> EXERCISE DETAILS
Check every line below for the word "environments" and copy each one that has it.

======== PROVIDED MATERIAL

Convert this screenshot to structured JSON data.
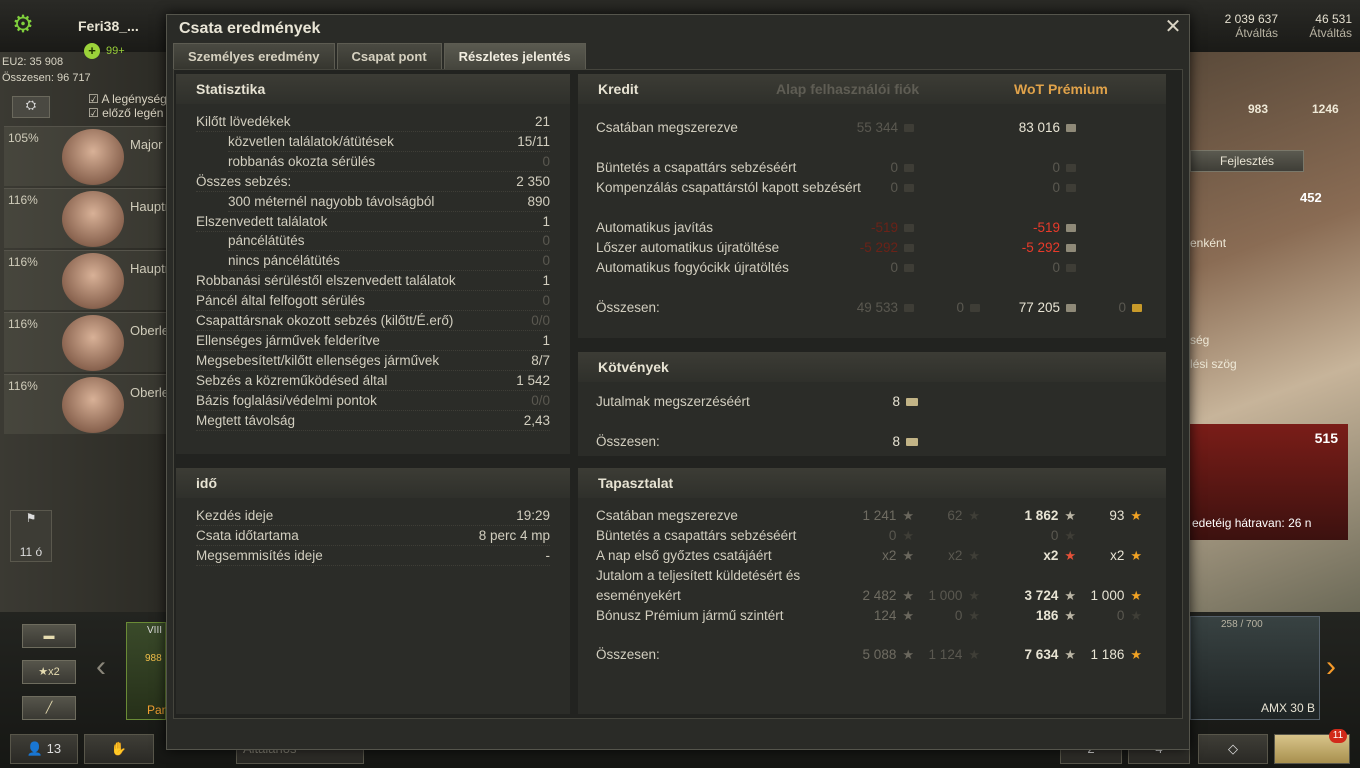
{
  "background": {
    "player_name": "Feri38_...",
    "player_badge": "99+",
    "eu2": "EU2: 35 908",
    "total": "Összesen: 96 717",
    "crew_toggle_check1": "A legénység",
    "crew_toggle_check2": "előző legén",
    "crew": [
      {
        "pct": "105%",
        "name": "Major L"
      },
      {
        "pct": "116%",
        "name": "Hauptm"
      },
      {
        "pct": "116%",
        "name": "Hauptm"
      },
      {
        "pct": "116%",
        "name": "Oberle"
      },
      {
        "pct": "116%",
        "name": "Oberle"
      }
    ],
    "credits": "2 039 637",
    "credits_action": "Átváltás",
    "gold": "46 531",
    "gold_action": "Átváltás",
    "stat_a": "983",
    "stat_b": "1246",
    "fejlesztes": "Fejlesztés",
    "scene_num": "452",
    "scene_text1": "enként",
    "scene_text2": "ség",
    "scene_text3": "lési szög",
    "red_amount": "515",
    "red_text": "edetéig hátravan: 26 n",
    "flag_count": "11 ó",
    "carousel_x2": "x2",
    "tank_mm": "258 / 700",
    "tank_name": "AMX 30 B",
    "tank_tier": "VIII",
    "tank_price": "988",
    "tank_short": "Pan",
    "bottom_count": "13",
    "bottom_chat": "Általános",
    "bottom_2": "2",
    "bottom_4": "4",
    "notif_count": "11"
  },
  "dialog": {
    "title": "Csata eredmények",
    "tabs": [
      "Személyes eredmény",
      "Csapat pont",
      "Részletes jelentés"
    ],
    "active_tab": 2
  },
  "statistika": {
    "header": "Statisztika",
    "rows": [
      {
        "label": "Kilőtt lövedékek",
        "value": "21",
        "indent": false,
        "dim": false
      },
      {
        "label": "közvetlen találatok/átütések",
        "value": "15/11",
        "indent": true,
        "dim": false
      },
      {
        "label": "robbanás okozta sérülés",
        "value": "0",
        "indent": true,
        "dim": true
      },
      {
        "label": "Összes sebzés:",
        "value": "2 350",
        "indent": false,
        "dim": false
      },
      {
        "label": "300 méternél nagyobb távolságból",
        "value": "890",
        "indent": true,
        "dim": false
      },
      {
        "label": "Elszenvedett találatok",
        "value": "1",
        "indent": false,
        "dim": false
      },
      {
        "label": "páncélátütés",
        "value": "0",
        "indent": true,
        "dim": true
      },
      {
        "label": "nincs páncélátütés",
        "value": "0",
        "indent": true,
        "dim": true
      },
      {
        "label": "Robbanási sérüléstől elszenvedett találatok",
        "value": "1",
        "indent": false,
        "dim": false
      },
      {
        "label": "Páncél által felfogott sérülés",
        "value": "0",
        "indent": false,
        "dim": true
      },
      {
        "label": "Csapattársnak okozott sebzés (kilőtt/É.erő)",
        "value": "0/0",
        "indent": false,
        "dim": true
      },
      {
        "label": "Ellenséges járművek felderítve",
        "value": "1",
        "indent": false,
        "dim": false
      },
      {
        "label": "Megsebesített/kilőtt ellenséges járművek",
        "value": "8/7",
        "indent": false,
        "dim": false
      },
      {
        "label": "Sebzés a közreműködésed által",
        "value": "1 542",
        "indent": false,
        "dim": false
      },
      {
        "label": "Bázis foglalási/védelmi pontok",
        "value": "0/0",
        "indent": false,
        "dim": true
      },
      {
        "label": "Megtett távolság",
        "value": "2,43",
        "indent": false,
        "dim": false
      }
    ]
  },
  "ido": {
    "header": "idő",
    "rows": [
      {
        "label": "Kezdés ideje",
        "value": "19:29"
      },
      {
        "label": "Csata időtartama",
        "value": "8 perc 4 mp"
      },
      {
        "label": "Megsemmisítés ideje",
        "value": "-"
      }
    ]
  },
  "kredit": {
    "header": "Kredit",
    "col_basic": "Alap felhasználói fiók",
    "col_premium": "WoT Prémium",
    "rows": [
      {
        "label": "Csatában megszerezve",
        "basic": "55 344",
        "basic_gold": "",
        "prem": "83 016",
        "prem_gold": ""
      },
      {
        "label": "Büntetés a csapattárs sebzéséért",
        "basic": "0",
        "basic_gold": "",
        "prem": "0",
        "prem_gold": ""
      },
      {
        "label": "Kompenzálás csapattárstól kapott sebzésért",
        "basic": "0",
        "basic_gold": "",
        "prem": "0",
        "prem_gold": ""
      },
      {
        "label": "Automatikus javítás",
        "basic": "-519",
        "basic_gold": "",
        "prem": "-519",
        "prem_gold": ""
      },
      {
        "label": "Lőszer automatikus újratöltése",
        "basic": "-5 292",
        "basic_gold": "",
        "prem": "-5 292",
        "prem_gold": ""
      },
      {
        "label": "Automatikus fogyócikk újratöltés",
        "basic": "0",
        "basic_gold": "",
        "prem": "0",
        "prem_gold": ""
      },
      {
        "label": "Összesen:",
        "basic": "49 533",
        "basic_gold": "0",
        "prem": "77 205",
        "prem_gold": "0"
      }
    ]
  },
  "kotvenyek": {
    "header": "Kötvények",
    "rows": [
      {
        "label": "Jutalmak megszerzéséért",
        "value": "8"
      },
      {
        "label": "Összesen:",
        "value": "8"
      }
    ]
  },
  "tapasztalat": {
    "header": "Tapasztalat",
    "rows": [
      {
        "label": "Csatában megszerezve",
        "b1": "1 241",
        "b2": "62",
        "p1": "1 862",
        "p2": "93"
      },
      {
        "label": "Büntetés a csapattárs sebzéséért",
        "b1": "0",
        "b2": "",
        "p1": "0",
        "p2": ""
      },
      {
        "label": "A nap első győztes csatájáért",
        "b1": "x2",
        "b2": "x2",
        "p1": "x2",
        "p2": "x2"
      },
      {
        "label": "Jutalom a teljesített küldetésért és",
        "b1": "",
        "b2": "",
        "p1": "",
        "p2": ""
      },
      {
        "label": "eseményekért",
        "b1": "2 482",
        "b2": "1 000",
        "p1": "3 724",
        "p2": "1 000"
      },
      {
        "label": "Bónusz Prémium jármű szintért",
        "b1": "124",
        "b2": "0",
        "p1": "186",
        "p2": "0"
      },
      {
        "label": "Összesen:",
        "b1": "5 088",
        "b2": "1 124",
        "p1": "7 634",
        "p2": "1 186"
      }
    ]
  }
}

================
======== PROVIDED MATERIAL

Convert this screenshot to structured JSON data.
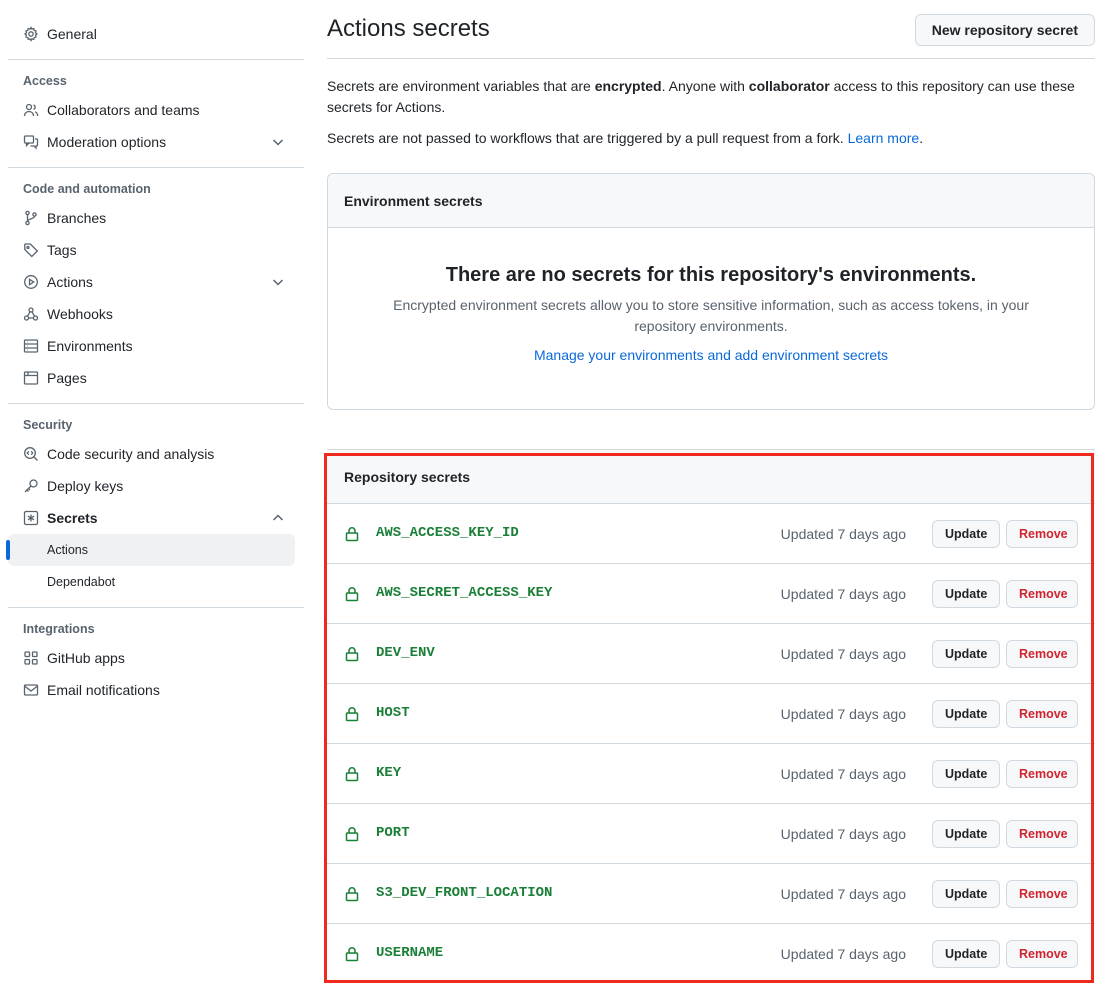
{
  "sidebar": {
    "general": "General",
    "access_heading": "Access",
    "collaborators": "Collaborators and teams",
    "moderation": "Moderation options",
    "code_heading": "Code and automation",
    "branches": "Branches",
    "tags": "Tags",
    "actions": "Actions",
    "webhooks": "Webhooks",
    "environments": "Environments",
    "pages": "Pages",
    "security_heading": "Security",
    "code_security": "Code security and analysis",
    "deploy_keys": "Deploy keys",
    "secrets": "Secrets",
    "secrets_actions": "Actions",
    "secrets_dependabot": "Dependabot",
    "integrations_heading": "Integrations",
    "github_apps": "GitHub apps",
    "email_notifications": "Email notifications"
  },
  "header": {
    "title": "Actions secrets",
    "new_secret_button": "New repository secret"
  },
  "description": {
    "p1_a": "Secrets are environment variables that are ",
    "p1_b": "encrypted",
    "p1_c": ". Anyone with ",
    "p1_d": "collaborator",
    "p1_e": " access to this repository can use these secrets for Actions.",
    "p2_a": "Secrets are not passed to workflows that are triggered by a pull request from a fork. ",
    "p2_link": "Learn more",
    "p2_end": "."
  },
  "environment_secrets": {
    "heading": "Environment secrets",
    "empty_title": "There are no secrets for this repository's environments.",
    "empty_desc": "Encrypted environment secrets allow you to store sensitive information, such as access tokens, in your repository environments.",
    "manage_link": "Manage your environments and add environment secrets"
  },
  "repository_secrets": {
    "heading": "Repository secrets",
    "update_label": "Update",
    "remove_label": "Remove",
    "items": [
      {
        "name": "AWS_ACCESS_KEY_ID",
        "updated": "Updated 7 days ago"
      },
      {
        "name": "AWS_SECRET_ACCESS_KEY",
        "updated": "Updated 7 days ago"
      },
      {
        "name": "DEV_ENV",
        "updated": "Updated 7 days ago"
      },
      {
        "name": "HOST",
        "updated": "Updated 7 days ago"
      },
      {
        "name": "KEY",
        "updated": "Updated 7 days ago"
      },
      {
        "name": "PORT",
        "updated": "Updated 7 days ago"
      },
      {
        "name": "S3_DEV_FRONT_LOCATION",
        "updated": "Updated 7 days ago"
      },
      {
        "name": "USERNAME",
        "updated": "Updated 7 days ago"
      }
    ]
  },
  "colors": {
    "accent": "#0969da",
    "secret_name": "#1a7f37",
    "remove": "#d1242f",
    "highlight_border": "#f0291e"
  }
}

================

> THE ANSWER
    "environments": "Environments",
    "empty_title": "There are no secrets for this repository's environments.",
    "empty_desc": "Encrypted environment secrets allow you to store sensitive information, such as access tokens, in your repository environments.",
    "manage_link": "Manage your environments and add environment secrets"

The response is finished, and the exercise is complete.